■ TRY IT ■
Restate every record that follows, keeping it exact.

Element data from apps and pages
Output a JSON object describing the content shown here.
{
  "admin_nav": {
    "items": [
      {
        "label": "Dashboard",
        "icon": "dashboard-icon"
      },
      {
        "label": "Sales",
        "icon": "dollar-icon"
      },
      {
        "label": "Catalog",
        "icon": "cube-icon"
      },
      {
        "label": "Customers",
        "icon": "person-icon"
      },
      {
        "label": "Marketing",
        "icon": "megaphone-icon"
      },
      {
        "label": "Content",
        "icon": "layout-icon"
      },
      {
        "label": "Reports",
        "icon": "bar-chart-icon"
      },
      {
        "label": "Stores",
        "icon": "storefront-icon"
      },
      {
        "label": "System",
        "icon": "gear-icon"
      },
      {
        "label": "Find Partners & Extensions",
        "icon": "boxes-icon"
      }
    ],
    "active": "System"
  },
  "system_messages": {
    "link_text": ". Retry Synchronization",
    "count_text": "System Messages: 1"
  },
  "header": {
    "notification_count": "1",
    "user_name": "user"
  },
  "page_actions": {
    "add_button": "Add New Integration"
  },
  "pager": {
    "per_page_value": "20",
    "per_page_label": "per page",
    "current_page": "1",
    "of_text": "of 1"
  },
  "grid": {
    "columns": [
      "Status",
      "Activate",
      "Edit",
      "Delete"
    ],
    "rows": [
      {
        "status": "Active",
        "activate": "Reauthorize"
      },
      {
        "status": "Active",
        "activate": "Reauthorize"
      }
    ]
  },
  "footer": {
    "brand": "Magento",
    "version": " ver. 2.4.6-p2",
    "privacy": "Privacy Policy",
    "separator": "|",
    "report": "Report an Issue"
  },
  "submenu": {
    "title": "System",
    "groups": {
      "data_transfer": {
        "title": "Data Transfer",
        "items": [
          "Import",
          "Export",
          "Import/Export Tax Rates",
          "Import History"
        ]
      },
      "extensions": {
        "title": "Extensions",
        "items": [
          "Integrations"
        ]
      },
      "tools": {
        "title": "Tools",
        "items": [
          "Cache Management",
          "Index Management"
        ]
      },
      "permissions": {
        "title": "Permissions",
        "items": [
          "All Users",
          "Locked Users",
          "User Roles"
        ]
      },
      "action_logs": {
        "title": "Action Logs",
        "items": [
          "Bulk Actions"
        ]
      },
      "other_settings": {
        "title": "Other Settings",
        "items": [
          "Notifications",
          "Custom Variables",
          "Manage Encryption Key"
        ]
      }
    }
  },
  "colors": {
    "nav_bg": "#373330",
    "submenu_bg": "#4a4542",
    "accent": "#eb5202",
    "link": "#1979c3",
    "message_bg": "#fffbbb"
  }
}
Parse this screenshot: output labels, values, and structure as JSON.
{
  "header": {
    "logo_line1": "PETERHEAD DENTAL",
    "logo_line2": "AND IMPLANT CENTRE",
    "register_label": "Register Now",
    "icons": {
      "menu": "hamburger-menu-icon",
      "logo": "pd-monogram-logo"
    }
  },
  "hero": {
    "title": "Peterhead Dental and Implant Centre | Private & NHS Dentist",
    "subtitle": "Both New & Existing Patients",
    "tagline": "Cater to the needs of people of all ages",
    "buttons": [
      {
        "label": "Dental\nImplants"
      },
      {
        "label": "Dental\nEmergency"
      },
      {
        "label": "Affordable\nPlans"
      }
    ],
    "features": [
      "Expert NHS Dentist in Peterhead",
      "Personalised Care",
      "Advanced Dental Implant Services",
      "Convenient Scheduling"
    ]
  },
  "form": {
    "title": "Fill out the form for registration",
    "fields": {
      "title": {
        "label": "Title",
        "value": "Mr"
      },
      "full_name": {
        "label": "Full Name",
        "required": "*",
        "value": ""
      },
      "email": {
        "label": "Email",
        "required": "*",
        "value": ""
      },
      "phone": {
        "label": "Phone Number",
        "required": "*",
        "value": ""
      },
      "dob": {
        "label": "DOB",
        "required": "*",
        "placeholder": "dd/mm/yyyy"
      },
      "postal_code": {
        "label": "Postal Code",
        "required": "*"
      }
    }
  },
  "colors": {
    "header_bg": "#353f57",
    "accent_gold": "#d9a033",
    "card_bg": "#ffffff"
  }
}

■ SOLUTION BELOW ■
Output a JSON object describing the content shown here.
{
  "admin_nav": {
    "items": [
      {
        "label": "Dashboard",
        "icon": "dashboard-icon"
      },
      {
        "label": "Sales",
        "icon": "dollar-icon"
      },
      {
        "label": "Catalog",
        "icon": "cube-icon"
      },
      {
        "label": "Customers",
        "icon": "person-icon"
      },
      {
        "label": "Marketing",
        "icon": "megaphone-icon"
      },
      {
        "label": "Content",
        "icon": "layout-icon"
      },
      {
        "label": "Reports",
        "icon": "bar-chart-icon"
      },
      {
        "label": "Stores",
        "icon": "storefront-icon"
      },
      {
        "label": "System",
        "icon": "gear-icon"
      },
      {
        "label": "Find Partners & Extensions",
        "icon": "boxes-icon"
      }
    ],
    "active": "System"
  },
  "system_messages": {
    "link_text": ". Retry Synchronization",
    "count_text": "System Messages: 1"
  },
  "header": {
    "notification_count": "1",
    "user_name": "user"
  },
  "page_actions": {
    "add_button": "Add New Integration"
  },
  "pager": {
    "per_page_value": "20",
    "per_page_label": "per page",
    "current_page": "1",
    "of_text": "of 1"
  },
  "grid": {
    "columns": [
      "Status",
      "Activate",
      "Edit",
      "Delete"
    ],
    "rows": [
      {
        "status": "Active",
        "activate": "Reauthorize"
      },
      {
        "status": "Active",
        "activate": "Reauthorize"
      }
    ]
  },
  "footer": {
    "brand": "Magento",
    "version": " ver. 2.4.6-p2",
    "privacy": "Privacy Policy",
    "separator": "|",
    "report": "Report an Issue"
  },
  "submenu": {
    "title": "System",
    "groups": {
      "data_transfer": {
        "title": "Data Transfer",
        "items": [
          "Import",
          "Export",
          "Import/Export Tax Rates",
          "Import History"
        ]
      },
      "extensions": {
        "title": "Extensions",
        "items": [
          "Integrations"
        ]
      },
      "tools": {
        "title": "Tools",
        "items": [
          "Cache Management",
          "Index Management"
        ]
      },
      "permissions": {
        "title": "Permissions",
        "items": [
          "All Users",
          "Locked Users",
          "User Roles"
        ]
      },
      "action_logs": {
        "title": "Action Logs",
        "items": [
          "Bulk Actions"
        ]
      },
      "other_settings": {
        "title": "Other Settings",
        "items": [
          "Notifications",
          "Custom Variables",
          "Manage Encryption Key"
        ]
      }
    }
  },
  "colors": {
    "nav_bg": "#373330",
    "submenu_bg": "#4a4542",
    "accent": "#eb5202",
    "link": "#1979c3",
    "message_bg": "#fffbbb"
  }
}
Parse this screenshot: output labels, values, and structure as JSON.
{
  "header": {
    "logo_line1": "PETERHEAD DENTAL",
    "logo_line2": "AND IMPLANT CENTRE",
    "register_label": "Register Now",
    "icons": {
      "menu": "hamburger-menu-icon",
      "logo": "pd-monogram-logo"
    }
  },
  "hero": {
    "title": "Peterhead Dental and Implant Centre | Private & NHS Dentist",
    "subtitle": "Both New & Existing Patients",
    "tagline": "Cater to the needs of people of all ages",
    "buttons": [
      {
        "label": "Dental\nImplants"
      },
      {
        "label": "Dental\nEmergency"
      },
      {
        "label": "Affordable\nPlans"
      }
    ],
    "features": [
      "Expert NHS Dentist in Peterhead",
      "Personalised Care",
      "Advanced Dental Implant Services",
      "Convenient Scheduling"
    ]
  },
  "form": {
    "title": "Fill out the form for registration",
    "fields": {
      "title": {
        "label": "Title",
        "value": "Mr"
      },
      "full_name": {
        "label": "Full Name",
        "required": "*",
        "value": ""
      },
      "email": {
        "label": "Email",
        "required": "*",
        "value": ""
      },
      "phone": {
        "label": "Phone Number",
        "required": "*",
        "value": ""
      },
      "dob": {
        "label": "DOB",
        "required": "*",
        "placeholder": "dd/mm/yyyy"
      },
      "postal_code": {
        "label": "Postal Code",
        "required": "*"
      }
    }
  },
  "colors": {
    "header_bg": "#353f57",
    "accent_gold": "#d9a033",
    "card_bg": "#ffffff"
  }
}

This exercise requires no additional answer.